── RECORDED INFORMATION ──

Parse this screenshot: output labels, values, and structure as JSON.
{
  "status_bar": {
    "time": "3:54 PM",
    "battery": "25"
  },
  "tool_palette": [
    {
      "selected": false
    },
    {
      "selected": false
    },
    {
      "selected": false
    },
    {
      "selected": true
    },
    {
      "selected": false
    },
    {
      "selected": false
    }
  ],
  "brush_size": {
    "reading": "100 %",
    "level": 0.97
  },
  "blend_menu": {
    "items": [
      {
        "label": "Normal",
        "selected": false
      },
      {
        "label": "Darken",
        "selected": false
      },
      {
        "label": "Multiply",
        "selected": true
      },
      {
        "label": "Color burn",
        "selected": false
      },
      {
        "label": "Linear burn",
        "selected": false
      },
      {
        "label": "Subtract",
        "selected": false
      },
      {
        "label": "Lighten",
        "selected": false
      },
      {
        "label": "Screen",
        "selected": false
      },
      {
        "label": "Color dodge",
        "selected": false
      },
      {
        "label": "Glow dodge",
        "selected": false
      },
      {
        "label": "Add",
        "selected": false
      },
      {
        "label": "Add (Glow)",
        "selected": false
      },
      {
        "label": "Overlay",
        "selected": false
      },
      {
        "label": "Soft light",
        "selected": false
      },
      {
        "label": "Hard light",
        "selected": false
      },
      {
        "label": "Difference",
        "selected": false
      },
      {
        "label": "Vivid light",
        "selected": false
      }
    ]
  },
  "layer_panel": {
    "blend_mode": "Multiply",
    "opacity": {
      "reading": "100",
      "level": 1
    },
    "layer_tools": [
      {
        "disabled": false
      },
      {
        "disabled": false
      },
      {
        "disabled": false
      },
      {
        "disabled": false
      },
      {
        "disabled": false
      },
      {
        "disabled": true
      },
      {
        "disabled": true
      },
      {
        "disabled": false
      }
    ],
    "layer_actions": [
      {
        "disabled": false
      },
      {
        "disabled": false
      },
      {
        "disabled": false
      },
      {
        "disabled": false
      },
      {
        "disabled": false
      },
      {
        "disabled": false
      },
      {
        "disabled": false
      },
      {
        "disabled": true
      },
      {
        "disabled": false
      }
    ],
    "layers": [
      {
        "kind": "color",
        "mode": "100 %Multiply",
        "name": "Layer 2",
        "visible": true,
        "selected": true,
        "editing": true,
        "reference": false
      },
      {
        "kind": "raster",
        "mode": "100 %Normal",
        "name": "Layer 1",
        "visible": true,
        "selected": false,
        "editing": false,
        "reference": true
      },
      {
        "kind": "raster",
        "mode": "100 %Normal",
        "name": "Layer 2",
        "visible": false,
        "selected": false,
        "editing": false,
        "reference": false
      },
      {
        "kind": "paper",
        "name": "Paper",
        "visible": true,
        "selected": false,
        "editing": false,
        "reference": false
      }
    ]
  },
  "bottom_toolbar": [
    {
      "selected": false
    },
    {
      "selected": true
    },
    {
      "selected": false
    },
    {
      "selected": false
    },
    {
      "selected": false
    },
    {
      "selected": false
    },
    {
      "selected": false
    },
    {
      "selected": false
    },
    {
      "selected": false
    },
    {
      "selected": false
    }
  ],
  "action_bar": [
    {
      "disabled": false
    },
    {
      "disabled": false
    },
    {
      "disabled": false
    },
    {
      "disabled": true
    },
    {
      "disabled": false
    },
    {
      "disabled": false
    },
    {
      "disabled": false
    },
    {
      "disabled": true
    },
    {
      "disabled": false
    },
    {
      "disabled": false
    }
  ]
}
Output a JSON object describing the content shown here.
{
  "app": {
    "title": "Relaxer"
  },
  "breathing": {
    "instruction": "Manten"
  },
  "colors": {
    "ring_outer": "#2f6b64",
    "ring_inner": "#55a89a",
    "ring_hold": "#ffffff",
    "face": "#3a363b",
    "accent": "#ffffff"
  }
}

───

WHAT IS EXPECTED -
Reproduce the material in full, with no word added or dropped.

TASK SOLUTION -
Parse this screenshot: output labels, values, and structure as JSON.
{
  "status_bar": {
    "time": "3:54 PM",
    "battery": "25"
  },
  "tool_palette": [
    {
      "selected": false
    },
    {
      "selected": false
    },
    {
      "selected": false
    },
    {
      "selected": true
    },
    {
      "selected": false
    },
    {
      "selected": false
    }
  ],
  "brush_size": {
    "reading": "100 %",
    "level": 0.97
  },
  "blend_menu": {
    "items": [
      {
        "label": "Normal",
        "selected": false
      },
      {
        "label": "Darken",
        "selected": false
      },
      {
        "label": "Multiply",
        "selected": true
      },
      {
        "label": "Color burn",
        "selected": false
      },
      {
        "label": "Linear burn",
        "selected": false
      },
      {
        "label": "Subtract",
        "selected": false
      },
      {
        "label": "Lighten",
        "selected": false
      },
      {
        "label": "Screen",
        "selected": false
      },
      {
        "label": "Color dodge",
        "selected": false
      },
      {
        "label": "Glow dodge",
        "selected": false
      },
      {
        "label": "Add",
        "selected": false
      },
      {
        "label": "Add (Glow)",
        "selected": false
      },
      {
        "label": "Overlay",
        "selected": false
      },
      {
        "label": "Soft light",
        "selected": false
      },
      {
        "label": "Hard light",
        "selected": false
      },
      {
        "label": "Difference",
        "selected": false
      },
      {
        "label": "Vivid light",
        "selected": false
      }
    ]
  },
  "layer_panel": {
    "blend_mode": "Multiply",
    "opacity": {
      "reading": "100",
      "level": 1
    },
    "layer_tools": [
      {
        "disabled": false
      },
      {
        "disabled": false
      },
      {
        "disabled": false
      },
      {
        "disabled": false
      },
      {
        "disabled": false
      },
      {
        "disabled": true
      },
      {
        "disabled": true
      },
      {
        "disabled": false
      }
    ],
    "layer_actions": [
      {
        "disabled": false
      },
      {
        "disabled": false
      },
      {
        "disabled": false
      },
      {
        "disabled": false
      },
      {
        "disabled": false
      },
      {
        "disabled": false
      },
      {
        "disabled": false
      },
      {
        "disabled": true
      },
      {
        "disabled": false
      }
    ],
    "layers": [
      {
        "kind": "color",
        "mode": "100 %Multiply",
        "name": "Layer 2",
        "visible": true,
        "selected": true,
        "editing": true,
        "reference": false
      },
      {
        "kind": "raster",
        "mode": "100 %Normal",
        "name": "Layer 1",
        "visible": true,
        "selected": false,
        "editing": false,
        "reference": true
      },
      {
        "kind": "raster",
        "mode": "100 %Normal",
        "name": "Layer 2",
        "visible": false,
        "selected": false,
        "editing": false,
        "reference": false
      },
      {
        "kind": "paper",
        "name": "Paper",
        "visible": true,
        "selected": false,
        "editing": false,
        "reference": false
      }
    ]
  },
  "bottom_toolbar": [
    {
      "selected": false
    },
    {
      "selected": true
    },
    {
      "selected": false
    },
    {
      "selected": false
    },
    {
      "selected": false
    },
    {
      "selected": false
    },
    {
      "selected": false
    },
    {
      "selected": false
    },
    {
      "selected": false
    },
    {
      "selected": false
    }
  ],
  "action_bar": [
    {
      "disabled": false
    },
    {
      "disabled": false
    },
    {
      "disabled": false
    },
    {
      "disabled": true
    },
    {
      "disabled": false
    },
    {
      "disabled": false
    },
    {
      "disabled": false
    },
    {
      "disabled": true
    },
    {
      "disabled": false
    },
    {
      "disabled": false
    }
  ]
}
Output a JSON object describing the content shown here.
{
  "app": {
    "title": "Relaxer"
  },
  "breathing": {
    "instruction": "Manten"
  },
  "colors": {
    "ring_outer": "#2f6b64",
    "ring_inner": "#55a89a",
    "ring_hold": "#ffffff",
    "face": "#3a363b",
    "accent": "#ffffff"
  }
}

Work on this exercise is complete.